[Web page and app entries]
****************

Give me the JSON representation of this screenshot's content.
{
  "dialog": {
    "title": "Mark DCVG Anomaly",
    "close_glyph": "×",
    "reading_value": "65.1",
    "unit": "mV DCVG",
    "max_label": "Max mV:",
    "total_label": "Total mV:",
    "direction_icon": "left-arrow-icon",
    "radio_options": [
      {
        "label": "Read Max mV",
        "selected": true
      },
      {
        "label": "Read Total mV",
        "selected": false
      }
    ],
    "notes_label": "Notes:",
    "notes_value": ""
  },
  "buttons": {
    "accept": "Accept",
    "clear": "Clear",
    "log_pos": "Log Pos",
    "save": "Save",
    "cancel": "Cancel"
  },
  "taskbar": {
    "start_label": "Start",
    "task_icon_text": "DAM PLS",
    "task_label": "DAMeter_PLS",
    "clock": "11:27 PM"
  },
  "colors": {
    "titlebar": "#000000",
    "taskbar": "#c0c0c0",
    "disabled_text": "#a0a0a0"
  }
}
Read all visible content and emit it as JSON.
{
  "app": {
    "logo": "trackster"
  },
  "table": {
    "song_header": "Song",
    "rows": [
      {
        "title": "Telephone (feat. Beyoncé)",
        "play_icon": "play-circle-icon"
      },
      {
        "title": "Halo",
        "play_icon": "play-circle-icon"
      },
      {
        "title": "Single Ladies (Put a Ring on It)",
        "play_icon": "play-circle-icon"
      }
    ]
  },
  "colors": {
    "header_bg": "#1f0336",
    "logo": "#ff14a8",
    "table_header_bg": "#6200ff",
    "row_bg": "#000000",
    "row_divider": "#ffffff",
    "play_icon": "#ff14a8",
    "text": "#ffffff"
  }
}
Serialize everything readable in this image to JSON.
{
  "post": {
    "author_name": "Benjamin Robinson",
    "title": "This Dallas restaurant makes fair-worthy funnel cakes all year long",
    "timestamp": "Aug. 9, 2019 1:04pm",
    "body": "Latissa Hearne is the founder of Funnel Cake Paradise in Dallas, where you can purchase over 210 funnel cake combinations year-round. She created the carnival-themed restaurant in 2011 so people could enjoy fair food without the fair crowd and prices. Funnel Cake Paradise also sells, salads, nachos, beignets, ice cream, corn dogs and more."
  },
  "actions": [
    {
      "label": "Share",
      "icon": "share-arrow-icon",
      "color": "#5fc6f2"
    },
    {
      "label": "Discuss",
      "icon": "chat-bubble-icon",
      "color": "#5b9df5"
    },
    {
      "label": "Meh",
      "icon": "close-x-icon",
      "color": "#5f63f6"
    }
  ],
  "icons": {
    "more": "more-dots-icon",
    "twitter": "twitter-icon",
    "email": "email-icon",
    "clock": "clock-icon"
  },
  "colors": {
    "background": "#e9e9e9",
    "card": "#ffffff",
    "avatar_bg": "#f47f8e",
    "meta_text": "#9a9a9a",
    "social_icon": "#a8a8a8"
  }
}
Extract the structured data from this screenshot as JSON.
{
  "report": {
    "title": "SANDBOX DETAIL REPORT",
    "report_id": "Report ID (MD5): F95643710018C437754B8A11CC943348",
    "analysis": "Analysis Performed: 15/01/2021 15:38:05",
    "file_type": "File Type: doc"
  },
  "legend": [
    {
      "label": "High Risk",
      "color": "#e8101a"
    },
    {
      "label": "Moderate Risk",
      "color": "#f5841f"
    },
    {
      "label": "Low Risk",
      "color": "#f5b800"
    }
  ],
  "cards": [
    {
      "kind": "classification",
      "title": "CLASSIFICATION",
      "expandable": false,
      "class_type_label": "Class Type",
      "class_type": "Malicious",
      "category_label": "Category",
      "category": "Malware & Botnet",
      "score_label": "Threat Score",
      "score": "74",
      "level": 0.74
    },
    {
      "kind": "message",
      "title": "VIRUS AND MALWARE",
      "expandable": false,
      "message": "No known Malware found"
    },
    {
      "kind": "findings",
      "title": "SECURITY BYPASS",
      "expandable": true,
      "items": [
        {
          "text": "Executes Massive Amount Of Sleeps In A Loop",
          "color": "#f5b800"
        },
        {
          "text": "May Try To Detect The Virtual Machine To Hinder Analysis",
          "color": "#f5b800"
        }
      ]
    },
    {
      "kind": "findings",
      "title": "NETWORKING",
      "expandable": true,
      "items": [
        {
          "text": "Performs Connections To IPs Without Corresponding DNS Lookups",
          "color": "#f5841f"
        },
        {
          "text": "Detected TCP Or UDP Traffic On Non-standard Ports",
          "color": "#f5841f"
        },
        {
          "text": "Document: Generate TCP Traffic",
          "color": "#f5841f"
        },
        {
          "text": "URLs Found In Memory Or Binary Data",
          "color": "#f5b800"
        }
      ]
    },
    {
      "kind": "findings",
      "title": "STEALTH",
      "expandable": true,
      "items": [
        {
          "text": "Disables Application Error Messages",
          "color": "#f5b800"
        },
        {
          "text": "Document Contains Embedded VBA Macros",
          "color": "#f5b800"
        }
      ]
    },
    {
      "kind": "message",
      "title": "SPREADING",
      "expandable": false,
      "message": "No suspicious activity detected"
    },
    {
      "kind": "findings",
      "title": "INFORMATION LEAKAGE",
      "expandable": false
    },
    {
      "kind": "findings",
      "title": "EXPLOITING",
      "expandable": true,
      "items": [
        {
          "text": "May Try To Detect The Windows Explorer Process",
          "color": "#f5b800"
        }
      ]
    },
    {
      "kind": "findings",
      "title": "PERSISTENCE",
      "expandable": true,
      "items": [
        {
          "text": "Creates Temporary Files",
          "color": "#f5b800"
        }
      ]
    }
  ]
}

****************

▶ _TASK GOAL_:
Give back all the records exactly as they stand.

▶ _TASK RESPONSE_:
Give me the JSON representation of this screenshot's content.
{
  "dialog": {
    "title": "Mark DCVG Anomaly",
    "close_glyph": "×",
    "reading_value": "65.1",
    "unit": "mV DCVG",
    "max_label": "Max mV:",
    "total_label": "Total mV:",
    "direction_icon": "left-arrow-icon",
    "radio_options": [
      {
        "label": "Read Max mV",
        "selected": true
      },
      {
        "label": "Read Total mV",
        "selected": false
      }
    ],
    "notes_label": "Notes:",
    "notes_value": ""
  },
  "buttons": {
    "accept": "Accept",
    "clear": "Clear",
    "log_pos": "Log Pos",
    "save": "Save",
    "cancel": "Cancel"
  },
  "taskbar": {
    "start_label": "Start",
    "task_icon_text": "DAM PLS",
    "task_label": "DAMeter_PLS",
    "clock": "11:27 PM"
  },
  "colors": {
    "titlebar": "#000000",
    "taskbar": "#c0c0c0",
    "disabled_text": "#a0a0a0"
  }
}
Read all visible content and emit it as JSON.
{
  "app": {
    "logo": "trackster"
  },
  "table": {
    "song_header": "Song",
    "rows": [
      {
        "title": "Telephone (feat. Beyoncé)",
        "play_icon": "play-circle-icon"
      },
      {
        "title": "Halo",
        "play_icon": "play-circle-icon"
      },
      {
        "title": "Single Ladies (Put a Ring on It)",
        "play_icon": "play-circle-icon"
      }
    ]
  },
  "colors": {
    "header_bg": "#1f0336",
    "logo": "#ff14a8",
    "table_header_bg": "#6200ff",
    "row_bg": "#000000",
    "row_divider": "#ffffff",
    "play_icon": "#ff14a8",
    "text": "#ffffff"
  }
}
Serialize everything readable in this image to JSON.
{
  "post": {
    "author_name": "Benjamin Robinson",
    "title": "This Dallas restaurant makes fair-worthy funnel cakes all year long",
    "timestamp": "Aug. 9, 2019 1:04pm",
    "body": "Latissa Hearne is the founder of Funnel Cake Paradise in Dallas, where you can purchase over 210 funnel cake combinations year-round. She created the carnival-themed restaurant in 2011 so people could enjoy fair food without the fair crowd and prices. Funnel Cake Paradise also sells, salads, nachos, beignets, ice cream, corn dogs and more."
  },
  "actions": [
    {
      "label": "Share",
      "icon": "share-arrow-icon",
      "color": "#5fc6f2"
    },
    {
      "label": "Discuss",
      "icon": "chat-bubble-icon",
      "color": "#5b9df5"
    },
    {
      "label": "Meh",
      "icon": "close-x-icon",
      "color": "#5f63f6"
    }
  ],
  "icons": {
    "more": "more-dots-icon",
    "twitter": "twitter-icon",
    "email": "email-icon",
    "clock": "clock-icon"
  },
  "colors": {
    "background": "#e9e9e9",
    "card": "#ffffff",
    "avatar_bg": "#f47f8e",
    "meta_text": "#9a9a9a",
    "social_icon": "#a8a8a8"
  }
}
Extract the structured data from this screenshot as JSON.
{
  "report": {
    "title": "SANDBOX DETAIL REPORT",
    "report_id": "Report ID (MD5): F95643710018C437754B8A11CC943348",
    "analysis": "Analysis Performed: 15/01/2021 15:38:05",
    "file_type": "File Type: doc"
  },
  "legend": [
    {
      "label": "High Risk",
      "color": "#e8101a"
    },
    {
      "label": "Moderate Risk",
      "color": "#f5841f"
    },
    {
      "label": "Low Risk",
      "color": "#f5b800"
    }
  ],
  "cards": [
    {
      "kind": "classification",
      "title": "CLASSIFICATION",
      "expandable": false,
      "class_type_label": "Class Type",
      "class_type": "Malicious",
      "category_label": "Category",
      "category": "Malware & Botnet",
      "score_label": "Threat Score",
      "score": "74",
      "level": 0.74
    },
    {
      "kind": "message",
      "title": "VIRUS AND MALWARE",
      "expandable": false,
      "message": "No known Malware found"
    },
    {
      "kind": "findings",
      "title": "SECURITY BYPASS",
      "expandable": true,
      "items": [
        {
          "text": "Executes Massive Amount Of Sleeps In A Loop",
          "color": "#f5b800"
        },
        {
          "text": "May Try To Detect The Virtual Machine To Hinder Analysis",
          "color": "#f5b800"
        }
      ]
    },
    {
      "kind": "findings",
      "title": "NETWORKING",
      "expandable": true,
      "items": [
        {
          "text": "Performs Connections To IPs Without Corresponding DNS Lookups",
          "color": "#f5841f"
        },
        {
          "text": "Detected TCP Or UDP Traffic On Non-standard Ports",
          "color": "#f5841f"
        },
        {
          "text": "Document: Generate TCP Traffic",
          "color": "#f5841f"
        },
        {
          "text": "URLs Found In Memory Or Binary Data",
          "color": "#f5b800"
        }
      ]
    },
    {
      "kind": "findings",
      "title": "STEALTH",
      "expandable": true,
      "items": [
        {
          "text": "Disables Application Error Messages",
          "color": "#f5b800"
        },
        {
          "text": "Document Contains Embedded VBA Macros",
          "color": "#f5b800"
        }
      ]
    },
    {
      "kind": "message",
      "title": "SPREADING",
      "expandable": false,
      "message": "No suspicious activity detected"
    },
    {
      "kind": "findings",
      "title": "INFORMATION LEAKAGE",
      "expandable": false
    },
    {
      "kind": "findings",
      "title": "EXPLOITING",
      "expandable": true,
      "items": [
        {
          "text": "May Try To Detect The Windows Explorer Process",
          "color": "#f5b800"
        }
      ]
    },
    {
      "kind": "findings",
      "title": "PERSISTENCE",
      "expandable": true,
      "items": [
        {
          "text": "Creates Temporary Files",
          "color": "#f5b800"
        }
      ]
    }
  ]
}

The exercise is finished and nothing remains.